→ **The task**
Look over the entries that follow. Report how many lines contain "được", with nothing else.

^^^^

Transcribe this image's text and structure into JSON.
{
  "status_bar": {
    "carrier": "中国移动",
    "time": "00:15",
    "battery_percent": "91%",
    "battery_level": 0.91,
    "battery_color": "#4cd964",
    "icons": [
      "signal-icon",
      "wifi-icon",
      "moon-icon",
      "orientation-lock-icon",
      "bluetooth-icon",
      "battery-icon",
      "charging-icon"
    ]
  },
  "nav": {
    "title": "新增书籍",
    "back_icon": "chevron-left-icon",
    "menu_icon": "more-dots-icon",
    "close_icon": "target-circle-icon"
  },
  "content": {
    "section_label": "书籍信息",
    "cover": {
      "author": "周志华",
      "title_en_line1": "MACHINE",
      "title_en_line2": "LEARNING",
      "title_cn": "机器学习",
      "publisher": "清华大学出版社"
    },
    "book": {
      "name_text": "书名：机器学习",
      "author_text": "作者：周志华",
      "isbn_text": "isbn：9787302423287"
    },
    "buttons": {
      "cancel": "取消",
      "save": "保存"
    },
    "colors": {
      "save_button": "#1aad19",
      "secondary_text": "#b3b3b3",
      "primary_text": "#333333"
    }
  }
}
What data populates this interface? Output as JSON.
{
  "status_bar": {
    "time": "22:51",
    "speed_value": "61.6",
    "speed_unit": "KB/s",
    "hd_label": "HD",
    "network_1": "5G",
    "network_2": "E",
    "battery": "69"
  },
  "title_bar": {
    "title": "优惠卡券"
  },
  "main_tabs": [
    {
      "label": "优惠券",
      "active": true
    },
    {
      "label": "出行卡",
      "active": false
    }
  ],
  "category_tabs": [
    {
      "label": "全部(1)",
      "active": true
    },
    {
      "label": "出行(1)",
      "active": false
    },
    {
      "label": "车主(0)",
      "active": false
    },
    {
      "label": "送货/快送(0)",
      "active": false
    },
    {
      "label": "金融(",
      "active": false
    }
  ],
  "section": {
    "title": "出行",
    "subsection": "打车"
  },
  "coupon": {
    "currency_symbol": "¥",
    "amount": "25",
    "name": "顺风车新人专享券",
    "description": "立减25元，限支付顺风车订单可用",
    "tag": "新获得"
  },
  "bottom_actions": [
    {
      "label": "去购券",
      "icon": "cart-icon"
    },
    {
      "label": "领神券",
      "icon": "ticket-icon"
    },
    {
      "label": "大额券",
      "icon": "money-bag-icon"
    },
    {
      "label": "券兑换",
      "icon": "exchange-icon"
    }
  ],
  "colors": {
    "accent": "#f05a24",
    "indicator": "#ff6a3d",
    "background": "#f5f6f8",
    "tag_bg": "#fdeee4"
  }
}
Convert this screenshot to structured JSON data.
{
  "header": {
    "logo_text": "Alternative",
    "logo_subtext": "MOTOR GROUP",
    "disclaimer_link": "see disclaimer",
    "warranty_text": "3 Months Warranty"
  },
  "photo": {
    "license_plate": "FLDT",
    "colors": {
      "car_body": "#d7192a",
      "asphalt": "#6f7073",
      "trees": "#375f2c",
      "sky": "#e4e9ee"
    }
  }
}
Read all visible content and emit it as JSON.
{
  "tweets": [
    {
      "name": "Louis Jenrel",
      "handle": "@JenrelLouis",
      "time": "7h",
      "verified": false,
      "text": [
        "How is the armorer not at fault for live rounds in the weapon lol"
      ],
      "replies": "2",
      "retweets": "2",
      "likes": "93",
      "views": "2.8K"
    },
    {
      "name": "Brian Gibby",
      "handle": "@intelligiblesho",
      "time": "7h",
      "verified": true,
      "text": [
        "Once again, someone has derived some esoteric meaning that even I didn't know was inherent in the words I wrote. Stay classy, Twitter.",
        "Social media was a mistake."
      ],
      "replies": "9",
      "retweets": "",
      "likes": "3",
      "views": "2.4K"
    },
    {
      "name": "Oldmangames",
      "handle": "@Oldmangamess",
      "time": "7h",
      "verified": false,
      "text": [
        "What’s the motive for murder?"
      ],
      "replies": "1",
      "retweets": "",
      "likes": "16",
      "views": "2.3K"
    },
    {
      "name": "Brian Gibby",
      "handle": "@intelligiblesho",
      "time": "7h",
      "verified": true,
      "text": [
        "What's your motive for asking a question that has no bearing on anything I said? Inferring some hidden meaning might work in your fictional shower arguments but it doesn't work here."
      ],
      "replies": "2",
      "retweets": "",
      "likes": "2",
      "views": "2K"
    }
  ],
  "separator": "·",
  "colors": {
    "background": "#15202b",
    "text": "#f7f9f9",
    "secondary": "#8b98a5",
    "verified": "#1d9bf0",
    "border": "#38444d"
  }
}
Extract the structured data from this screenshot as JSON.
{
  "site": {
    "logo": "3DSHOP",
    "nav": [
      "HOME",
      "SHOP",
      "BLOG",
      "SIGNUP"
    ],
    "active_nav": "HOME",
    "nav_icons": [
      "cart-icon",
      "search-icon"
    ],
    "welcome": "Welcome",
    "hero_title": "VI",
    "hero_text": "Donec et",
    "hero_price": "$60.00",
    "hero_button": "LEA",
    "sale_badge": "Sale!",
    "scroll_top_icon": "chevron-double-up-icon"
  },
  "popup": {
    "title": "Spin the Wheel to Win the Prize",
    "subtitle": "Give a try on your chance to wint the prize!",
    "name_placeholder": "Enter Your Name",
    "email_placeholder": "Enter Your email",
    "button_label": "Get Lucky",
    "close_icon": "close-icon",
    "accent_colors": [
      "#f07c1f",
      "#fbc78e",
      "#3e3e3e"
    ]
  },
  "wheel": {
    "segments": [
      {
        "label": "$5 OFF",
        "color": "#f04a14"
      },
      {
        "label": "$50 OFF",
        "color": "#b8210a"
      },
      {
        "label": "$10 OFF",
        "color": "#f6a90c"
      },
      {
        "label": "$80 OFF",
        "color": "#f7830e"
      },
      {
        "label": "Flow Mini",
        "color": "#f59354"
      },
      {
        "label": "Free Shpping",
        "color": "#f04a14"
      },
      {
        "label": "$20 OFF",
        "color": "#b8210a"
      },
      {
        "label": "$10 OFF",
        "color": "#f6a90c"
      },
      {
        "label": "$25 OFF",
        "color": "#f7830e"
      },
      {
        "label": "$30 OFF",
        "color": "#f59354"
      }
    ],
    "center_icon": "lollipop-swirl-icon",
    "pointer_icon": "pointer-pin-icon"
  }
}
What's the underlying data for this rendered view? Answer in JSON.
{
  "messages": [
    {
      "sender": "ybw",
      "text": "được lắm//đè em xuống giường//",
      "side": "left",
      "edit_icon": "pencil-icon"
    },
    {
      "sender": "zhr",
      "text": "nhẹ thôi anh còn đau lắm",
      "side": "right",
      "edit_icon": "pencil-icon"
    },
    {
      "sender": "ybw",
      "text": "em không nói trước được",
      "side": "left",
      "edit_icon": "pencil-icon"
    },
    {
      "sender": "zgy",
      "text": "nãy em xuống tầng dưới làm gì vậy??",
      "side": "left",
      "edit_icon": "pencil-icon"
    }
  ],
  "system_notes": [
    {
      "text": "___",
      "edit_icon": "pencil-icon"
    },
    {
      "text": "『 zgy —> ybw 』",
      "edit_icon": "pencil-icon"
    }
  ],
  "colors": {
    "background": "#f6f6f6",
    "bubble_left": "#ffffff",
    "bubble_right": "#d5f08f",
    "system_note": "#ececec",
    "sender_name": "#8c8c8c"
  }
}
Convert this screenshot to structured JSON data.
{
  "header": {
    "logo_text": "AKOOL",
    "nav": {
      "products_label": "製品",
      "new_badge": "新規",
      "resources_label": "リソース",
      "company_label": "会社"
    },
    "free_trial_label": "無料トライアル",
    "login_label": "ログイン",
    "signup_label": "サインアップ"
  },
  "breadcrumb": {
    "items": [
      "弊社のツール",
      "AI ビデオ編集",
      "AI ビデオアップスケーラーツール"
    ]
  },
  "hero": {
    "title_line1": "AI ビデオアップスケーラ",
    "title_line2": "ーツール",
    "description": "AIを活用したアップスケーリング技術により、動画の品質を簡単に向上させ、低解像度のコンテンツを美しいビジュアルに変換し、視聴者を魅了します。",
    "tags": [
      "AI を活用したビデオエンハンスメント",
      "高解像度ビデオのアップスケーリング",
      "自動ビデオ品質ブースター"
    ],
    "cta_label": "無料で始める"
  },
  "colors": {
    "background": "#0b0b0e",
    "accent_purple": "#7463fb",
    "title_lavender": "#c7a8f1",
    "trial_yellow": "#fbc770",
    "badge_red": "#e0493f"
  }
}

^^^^

→ **Reply to the exercise**
2